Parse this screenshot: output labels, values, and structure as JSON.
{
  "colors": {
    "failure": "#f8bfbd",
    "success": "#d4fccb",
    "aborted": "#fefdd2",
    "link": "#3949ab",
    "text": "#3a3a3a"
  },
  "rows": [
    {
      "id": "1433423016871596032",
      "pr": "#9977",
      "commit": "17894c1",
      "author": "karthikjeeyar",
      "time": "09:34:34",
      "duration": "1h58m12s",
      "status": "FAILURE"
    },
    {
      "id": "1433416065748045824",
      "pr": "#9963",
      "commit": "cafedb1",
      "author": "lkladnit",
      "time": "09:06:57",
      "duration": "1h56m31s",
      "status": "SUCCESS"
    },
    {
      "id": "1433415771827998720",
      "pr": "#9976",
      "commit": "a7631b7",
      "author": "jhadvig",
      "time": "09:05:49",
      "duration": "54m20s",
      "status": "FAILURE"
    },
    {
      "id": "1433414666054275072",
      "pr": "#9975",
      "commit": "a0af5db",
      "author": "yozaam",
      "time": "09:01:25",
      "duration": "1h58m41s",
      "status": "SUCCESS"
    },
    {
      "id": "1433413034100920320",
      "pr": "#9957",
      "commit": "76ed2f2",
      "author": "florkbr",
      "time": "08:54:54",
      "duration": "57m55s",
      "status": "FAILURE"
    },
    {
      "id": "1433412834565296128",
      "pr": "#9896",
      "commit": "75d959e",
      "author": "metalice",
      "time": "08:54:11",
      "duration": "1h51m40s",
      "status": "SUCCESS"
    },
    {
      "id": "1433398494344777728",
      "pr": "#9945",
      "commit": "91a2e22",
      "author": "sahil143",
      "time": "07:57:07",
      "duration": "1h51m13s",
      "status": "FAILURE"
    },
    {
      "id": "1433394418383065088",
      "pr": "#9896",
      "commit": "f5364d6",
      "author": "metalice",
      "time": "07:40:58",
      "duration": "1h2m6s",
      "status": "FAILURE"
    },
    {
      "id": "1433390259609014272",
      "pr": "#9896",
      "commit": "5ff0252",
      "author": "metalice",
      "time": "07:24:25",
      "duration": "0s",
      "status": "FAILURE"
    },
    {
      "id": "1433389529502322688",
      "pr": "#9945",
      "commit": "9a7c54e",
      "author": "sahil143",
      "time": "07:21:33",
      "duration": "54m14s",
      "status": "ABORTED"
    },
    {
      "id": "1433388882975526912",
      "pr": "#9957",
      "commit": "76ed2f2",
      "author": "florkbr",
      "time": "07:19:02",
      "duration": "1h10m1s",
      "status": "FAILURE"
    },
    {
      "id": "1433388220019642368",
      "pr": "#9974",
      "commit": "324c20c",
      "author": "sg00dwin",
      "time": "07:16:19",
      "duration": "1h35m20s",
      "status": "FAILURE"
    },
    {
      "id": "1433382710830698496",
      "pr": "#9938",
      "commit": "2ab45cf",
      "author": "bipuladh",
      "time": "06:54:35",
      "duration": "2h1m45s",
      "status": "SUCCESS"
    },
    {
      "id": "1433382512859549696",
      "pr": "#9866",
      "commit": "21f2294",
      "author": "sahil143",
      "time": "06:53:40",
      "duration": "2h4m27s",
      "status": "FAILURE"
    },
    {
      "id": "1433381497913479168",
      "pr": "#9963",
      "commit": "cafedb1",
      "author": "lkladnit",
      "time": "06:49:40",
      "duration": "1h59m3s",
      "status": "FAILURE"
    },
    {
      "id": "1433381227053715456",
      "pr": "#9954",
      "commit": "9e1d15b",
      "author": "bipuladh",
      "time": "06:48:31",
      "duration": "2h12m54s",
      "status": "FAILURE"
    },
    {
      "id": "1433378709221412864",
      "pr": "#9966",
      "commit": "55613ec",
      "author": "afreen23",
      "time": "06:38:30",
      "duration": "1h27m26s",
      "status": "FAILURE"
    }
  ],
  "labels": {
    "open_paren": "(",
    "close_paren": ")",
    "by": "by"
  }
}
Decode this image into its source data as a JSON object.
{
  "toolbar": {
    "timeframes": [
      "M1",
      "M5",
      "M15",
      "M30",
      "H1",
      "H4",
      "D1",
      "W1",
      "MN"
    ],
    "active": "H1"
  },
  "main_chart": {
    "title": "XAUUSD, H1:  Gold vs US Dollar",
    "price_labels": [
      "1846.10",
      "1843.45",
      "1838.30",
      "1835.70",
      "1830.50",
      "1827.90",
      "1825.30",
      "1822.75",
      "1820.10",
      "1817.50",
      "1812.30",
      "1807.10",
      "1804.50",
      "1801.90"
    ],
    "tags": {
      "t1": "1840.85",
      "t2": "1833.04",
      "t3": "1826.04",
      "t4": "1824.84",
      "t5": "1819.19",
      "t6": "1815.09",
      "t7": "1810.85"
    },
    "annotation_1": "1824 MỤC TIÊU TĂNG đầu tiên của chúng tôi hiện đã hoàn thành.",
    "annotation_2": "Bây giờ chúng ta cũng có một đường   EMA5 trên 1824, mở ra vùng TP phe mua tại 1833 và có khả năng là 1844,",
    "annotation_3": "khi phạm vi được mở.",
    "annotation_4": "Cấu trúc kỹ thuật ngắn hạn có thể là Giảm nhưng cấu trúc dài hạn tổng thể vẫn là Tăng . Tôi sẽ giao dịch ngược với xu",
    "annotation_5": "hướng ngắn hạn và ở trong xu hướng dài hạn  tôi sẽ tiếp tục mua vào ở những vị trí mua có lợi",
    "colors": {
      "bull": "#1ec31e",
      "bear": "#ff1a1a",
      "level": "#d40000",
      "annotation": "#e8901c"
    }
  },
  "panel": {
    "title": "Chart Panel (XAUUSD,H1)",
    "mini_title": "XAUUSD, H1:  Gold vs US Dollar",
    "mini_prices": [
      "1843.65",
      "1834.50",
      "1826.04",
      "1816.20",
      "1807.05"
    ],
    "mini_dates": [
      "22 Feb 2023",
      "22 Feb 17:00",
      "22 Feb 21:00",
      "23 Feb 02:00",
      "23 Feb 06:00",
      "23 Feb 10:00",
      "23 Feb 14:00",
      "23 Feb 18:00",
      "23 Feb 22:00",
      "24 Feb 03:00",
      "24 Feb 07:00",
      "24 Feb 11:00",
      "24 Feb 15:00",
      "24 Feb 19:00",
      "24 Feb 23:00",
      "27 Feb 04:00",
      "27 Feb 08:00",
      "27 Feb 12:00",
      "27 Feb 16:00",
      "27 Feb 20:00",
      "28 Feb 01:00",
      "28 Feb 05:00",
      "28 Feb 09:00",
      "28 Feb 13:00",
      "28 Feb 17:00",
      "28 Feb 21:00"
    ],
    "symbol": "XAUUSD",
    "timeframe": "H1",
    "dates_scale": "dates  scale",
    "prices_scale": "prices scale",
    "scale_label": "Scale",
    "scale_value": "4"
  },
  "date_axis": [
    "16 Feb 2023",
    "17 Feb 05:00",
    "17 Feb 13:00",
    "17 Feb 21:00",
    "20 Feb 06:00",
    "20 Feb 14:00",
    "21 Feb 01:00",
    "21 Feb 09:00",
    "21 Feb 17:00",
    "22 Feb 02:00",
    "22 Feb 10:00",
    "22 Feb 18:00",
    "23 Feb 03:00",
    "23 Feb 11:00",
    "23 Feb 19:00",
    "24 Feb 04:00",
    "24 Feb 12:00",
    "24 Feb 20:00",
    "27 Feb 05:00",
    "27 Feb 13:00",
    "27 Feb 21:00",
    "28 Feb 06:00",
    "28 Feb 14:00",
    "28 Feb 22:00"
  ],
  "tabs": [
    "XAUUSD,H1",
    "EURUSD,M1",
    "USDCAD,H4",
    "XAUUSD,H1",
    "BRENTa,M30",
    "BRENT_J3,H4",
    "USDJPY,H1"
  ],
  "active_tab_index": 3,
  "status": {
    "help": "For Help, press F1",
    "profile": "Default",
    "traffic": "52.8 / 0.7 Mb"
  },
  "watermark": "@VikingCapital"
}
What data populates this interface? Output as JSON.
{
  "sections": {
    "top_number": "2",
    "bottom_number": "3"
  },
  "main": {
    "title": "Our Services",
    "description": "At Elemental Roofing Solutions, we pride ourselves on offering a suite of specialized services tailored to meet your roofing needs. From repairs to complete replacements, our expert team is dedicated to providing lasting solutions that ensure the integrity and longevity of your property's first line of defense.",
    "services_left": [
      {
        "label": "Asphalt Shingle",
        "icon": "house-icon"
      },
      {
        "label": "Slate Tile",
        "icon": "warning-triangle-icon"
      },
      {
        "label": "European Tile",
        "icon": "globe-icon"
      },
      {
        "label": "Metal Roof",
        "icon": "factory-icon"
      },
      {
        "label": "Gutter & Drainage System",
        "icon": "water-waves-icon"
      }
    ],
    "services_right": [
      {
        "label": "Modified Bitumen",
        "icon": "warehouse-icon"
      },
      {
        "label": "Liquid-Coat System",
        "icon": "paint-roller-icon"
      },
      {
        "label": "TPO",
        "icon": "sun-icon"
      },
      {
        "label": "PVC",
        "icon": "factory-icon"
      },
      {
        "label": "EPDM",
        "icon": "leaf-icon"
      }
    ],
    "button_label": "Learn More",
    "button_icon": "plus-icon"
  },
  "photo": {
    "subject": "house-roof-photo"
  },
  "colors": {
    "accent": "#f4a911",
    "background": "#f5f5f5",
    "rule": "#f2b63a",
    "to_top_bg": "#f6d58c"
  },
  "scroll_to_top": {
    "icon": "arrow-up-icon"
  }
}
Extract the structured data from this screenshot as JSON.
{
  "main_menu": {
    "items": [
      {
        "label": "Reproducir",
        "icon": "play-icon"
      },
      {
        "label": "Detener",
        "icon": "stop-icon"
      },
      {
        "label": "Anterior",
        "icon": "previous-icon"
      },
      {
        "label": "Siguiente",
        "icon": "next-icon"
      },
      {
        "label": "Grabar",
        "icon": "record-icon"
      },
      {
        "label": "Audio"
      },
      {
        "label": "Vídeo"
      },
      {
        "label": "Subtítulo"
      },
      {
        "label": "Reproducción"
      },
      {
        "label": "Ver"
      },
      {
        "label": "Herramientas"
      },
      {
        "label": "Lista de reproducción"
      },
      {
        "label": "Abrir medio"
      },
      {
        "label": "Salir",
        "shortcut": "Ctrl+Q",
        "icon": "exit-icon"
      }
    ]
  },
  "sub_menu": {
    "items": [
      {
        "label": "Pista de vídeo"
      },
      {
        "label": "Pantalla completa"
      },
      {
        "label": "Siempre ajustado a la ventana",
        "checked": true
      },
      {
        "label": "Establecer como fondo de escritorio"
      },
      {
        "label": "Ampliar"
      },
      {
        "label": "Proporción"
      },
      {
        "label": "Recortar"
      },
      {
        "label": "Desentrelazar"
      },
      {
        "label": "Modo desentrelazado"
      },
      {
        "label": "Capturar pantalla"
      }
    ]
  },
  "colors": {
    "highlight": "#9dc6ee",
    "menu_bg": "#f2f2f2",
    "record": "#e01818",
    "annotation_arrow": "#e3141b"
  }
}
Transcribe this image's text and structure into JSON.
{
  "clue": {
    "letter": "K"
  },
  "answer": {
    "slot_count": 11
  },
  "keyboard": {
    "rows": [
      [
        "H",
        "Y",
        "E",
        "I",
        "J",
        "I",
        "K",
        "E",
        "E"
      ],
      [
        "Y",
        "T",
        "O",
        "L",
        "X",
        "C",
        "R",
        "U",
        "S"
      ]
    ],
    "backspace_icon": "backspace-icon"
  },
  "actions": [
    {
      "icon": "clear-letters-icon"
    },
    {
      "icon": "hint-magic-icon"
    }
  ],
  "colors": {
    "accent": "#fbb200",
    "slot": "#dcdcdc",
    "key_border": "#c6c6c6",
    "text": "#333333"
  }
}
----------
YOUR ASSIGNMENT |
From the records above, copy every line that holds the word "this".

ANSWER |
Parse this screenshot: output labels, values, and structure as JSON.
Decode this image into its source data as a JSON object.
What data populates this interface? Output as JSON.
Extract the structured data from this screenshot as JSON.
Transcribe this image's text and structure into JSON.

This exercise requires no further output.